LA, I did my Notwist jellyfish video (also on spec). It played at a
film festival and I met director Ruben Fleischer, whom I had contacted
earlier about an editing gig. I then edited one of his videos, and he
in turn threw my first two « real budget » videos my way – One Block
Radius and DJ Format. After that, I was able to get bigger budgets,
and then smaller budgets, little jobs here and there for years. I
signed to Caviar for commercials in 2006, and still did a few music
videos but nothing that really stuck out. In 2007 I made the
Wintergreen « How to Make Meth » video for $200, and it ended up playing
at the Bug screening series in the UK. It caught the eye of UK
commissioner Joceline Gabriel, who sent me the Supergrass track to
pitch on. After that video came out, I signed to Streetgang Films and
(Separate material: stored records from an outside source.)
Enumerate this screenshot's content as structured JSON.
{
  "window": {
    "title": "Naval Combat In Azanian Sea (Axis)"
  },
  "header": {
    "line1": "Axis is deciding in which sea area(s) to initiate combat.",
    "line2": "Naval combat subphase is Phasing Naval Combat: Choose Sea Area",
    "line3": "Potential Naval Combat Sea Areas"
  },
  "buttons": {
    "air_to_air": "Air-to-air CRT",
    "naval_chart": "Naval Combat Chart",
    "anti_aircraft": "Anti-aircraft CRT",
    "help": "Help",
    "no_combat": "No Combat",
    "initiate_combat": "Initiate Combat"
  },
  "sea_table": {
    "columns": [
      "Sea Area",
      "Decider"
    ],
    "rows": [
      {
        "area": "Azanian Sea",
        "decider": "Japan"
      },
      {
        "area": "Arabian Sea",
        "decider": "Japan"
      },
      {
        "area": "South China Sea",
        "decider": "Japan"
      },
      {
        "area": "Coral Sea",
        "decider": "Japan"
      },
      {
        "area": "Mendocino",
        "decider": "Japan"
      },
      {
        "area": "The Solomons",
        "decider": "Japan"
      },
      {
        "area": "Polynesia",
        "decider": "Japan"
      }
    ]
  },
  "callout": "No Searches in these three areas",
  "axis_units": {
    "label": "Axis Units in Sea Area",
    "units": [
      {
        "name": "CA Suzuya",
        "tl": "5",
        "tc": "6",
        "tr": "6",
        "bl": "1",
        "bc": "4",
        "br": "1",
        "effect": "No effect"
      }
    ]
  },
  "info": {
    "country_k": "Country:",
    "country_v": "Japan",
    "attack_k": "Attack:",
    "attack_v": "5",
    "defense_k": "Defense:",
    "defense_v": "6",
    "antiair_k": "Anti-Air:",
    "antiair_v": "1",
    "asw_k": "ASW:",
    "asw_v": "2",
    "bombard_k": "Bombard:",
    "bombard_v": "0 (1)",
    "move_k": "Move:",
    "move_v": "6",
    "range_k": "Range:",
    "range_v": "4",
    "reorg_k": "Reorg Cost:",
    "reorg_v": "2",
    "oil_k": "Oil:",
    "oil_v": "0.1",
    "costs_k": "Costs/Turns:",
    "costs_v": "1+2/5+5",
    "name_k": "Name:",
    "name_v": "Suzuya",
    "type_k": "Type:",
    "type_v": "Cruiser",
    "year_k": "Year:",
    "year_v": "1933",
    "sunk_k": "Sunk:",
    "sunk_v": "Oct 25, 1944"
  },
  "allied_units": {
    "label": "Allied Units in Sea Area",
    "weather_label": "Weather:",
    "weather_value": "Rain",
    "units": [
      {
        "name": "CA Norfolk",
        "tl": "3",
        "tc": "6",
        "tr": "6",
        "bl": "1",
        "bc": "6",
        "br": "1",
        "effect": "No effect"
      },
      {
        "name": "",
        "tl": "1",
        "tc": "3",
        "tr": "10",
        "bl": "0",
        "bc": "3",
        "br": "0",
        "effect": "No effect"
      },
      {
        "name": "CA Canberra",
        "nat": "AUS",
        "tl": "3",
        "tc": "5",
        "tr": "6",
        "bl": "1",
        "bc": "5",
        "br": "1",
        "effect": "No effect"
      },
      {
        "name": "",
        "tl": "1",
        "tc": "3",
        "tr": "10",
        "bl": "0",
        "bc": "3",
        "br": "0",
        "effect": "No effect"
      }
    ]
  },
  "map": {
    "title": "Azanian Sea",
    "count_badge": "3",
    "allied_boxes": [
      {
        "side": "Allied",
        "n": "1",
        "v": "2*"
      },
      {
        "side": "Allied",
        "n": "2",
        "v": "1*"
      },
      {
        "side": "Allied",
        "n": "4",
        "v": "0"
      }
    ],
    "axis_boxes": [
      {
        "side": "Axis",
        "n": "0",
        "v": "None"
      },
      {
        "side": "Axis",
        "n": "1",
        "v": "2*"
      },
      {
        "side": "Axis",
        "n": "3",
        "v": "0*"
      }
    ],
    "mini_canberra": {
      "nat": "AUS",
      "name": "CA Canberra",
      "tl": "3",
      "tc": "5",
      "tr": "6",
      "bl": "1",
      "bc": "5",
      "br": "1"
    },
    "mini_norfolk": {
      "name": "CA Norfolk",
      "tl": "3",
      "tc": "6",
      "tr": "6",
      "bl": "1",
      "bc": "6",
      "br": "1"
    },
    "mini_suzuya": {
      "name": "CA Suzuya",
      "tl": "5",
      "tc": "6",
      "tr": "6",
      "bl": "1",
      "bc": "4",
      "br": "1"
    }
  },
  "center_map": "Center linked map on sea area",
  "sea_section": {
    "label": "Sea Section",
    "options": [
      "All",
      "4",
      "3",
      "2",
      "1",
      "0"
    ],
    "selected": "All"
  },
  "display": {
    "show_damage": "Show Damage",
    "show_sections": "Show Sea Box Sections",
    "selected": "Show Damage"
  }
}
have had a « real » music video career since.
You seem to have a real passion for old video games (your website
design, the Wintergreen video). Why? Is it always a source of
Everyone in our generation grew up with video games, so we have a
nostalgia for them in a way our parents can never understand.
Cherished memories staring in front of a TV screen. I just think
What’s the big difference between a music videos and commercials
when you shoot? (NDLR: Keith a également réalisé cette populaire publicité…)
The big difference is creating 30 seconds of material for a
commercial, vs. creating 3-4 minutes of material for a video.
On music video shoots, you’re scrambling to get all your shots in a
day; and it’s always a challenge. Several shoots of mine have ended
in disappointment, only to try and pull it together in editing.
On commercials, you’re usually only doing 10-15 set-ups a day – and
it’s always achievable. I don’t think I’ve ever come out of a
commercial shoot wondering if we got it all.
Actually, this Justice video was my first 2 day music video shoot in a
long time – and it made such a huge difference.
What was the last movie you saw?
Just saw Terminator Salvation on the plane. Meh.
What was the last album you heard?
Raekwon’s Only Built 4 Cuban Linx II. it’s pretty great.
I also got the new Ghostface album, Ghostdini presents The Wizard of
Poetry. It’s an R&B album, though he only raps on it.
So yeah, Wu Tang forever.
Did you come in Montreal before?
I was there a few months ago on a pitch. Nice town!
Any question you would like to answer?
Votre bonbon après avoir lu ma bonne entrevue:
Regardez un TOP5 des meilleurs vidéoclips de Keith Schofield!